After a period of intense discussion in the previous six months, a group of determined educational pioneers had gathered in the hotel with the aim of establishing the Dalkey School Project. It is on the documents of this meeting that the words “Educate Together” were first used as a name, a headline and an object. The meeting ratified the constitution of the Dalkey School Project and stated its aim as:
To develop and support in Ireland the establishment of schools which are multi-denominational (i.e. with equal right of access for the children of Catholic, Protestant and other parents, and with the cultural and social background of each child held in equal respect), co-educational and managed under a system which is predominantly democratic in character, wherever and whenever there is viable local support for such a school.
Subsequent papers articulated the core principles of the Educate Together movement that are now detailed in the Educate Together Charter:
Multi-denominational i.e. all children having equal rights of access to the school, and children of all social, cultural and religious backgrounds being equally respected
Co-educational and to encouraging all children to explore their full range of abilities and opportunities
Child centred in their approach to education
Democratically runwith active participation by parents in the daily life of the school, whilst positively affirming the professional role of the teachers.
The group that met in Ross’s Hotel that day made an extraordinary contribution to the development of the Irish education system.
In the short period of a couple of years, it was recognised as a patron body for a school in Ireland and, in Dun Laoghaire in September 1978, established the first Educate Together school. Its legacy today can be seen in the thriving network of 60 Educate Together primary schools, the internationally acclaimed “Learn Together” ethical education curriculum and the movement’s current Blueprint for Educate Together Second-level Schools.

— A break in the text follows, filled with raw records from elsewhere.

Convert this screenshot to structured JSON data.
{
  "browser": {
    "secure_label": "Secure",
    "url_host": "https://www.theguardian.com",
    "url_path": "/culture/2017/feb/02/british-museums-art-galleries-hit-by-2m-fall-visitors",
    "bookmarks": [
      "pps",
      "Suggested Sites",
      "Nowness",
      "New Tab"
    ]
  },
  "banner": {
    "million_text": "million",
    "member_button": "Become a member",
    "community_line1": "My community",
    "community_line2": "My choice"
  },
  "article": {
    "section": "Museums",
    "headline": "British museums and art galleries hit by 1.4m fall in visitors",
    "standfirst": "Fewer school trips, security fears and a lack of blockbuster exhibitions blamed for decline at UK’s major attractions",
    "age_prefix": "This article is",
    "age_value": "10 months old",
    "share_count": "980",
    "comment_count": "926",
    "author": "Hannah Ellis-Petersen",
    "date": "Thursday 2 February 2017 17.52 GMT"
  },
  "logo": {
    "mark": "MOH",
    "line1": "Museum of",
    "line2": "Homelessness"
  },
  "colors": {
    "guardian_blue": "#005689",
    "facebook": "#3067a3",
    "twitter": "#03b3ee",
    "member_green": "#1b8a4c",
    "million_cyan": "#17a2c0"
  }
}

The key achievements of this group were:
- To qualitatively transform the role of a patron of an Irish school from being a hierarchical religious structure to one that is corporate and democratic in nature and to do this without the need for a single change in the rules governing national schools.
- To prove that it is possible to successfully operate a school in Ireland that treats children of all religious and cultural backgrounds equally

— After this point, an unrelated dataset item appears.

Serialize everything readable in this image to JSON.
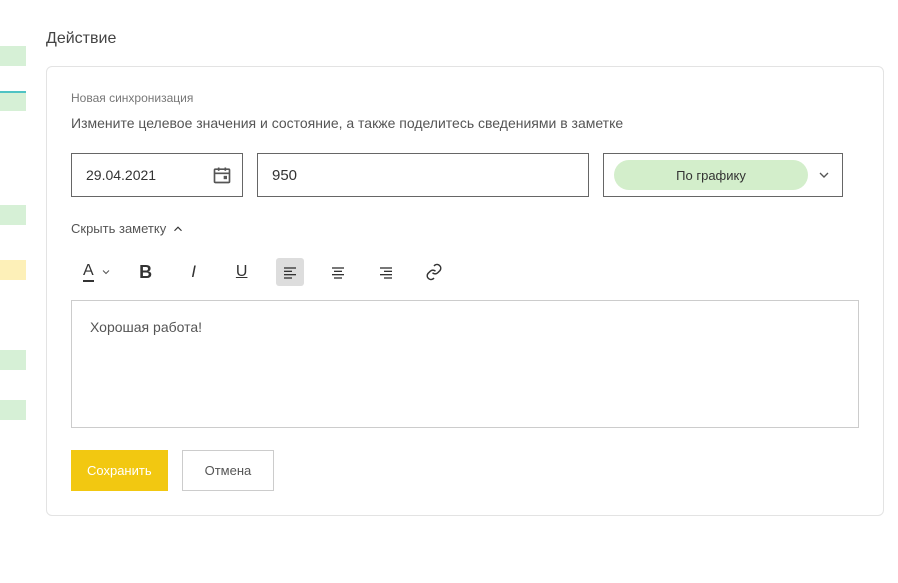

- To prove that parental involvement in the process of education can be managed constructively as a genuine partnership between parents and teaching professionals.
- To establish a model of school that has been easily replicated and able to scale up to meet contemporary demand in Irish society.

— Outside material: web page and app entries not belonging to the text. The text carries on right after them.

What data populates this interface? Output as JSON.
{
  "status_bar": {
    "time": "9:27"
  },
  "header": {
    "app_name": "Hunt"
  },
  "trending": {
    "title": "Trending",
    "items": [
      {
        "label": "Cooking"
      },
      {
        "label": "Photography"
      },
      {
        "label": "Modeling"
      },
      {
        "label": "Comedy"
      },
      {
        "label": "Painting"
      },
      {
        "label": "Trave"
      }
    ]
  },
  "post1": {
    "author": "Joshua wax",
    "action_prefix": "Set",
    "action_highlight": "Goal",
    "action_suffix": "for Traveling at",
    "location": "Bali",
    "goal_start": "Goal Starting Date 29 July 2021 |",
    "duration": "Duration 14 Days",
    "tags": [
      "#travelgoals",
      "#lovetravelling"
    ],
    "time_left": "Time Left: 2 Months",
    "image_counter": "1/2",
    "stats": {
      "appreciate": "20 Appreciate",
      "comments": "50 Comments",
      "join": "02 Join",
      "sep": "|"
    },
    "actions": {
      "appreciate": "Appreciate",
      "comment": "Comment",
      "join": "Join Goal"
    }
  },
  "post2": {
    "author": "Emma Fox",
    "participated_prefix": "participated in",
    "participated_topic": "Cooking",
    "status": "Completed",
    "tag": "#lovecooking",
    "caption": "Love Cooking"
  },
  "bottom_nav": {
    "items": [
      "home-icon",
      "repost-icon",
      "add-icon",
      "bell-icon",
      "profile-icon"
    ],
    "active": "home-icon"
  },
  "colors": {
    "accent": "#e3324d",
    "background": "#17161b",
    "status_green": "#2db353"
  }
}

Key people involved in the group included the late Bill Hyland, then the chief statistician in the Department of Education, his wife now retired Professor Áine Hyland, Micheal and Pat Johnston and Desmond Green. These pioneers were honoured by the President of Ireland with the Founders Award at the 30th Anniversary of Educate Together in September 2008.
Today the whole Educate Together movement celebrates their initiative and courage and tomorrow the movement will formally apply to open its first second-level schools.
Educate Together – No Child An Outsider